Check every line in the listing below for "Pizza". Copy the ones where it occurs.

ENTRIES SHOWN:
=======

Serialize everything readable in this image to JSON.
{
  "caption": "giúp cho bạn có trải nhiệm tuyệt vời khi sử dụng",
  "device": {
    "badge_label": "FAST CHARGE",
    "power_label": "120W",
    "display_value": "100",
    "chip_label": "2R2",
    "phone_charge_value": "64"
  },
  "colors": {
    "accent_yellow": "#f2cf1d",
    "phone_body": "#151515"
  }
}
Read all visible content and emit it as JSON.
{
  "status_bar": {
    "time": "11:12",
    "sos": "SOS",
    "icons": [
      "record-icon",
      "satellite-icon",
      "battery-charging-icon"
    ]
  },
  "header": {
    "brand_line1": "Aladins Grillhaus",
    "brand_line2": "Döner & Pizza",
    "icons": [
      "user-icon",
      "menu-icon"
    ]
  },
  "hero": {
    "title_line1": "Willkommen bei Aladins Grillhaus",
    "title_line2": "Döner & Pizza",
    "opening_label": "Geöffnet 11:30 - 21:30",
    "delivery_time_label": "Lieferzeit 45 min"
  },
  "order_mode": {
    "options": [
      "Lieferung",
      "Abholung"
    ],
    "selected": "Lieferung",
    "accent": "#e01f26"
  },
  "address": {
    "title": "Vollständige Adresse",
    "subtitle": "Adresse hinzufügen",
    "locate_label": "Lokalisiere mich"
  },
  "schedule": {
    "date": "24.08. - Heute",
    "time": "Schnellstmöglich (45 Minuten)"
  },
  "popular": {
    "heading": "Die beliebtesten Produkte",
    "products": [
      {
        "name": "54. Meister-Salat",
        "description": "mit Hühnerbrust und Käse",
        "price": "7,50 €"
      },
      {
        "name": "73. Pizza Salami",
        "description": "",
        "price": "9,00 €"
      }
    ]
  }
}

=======

WRITTEN REPLY:
    "brand_line2": "Döner & Pizza",
    "title_line2": "Döner & Pizza",
        "name": "73. Pizza Salami",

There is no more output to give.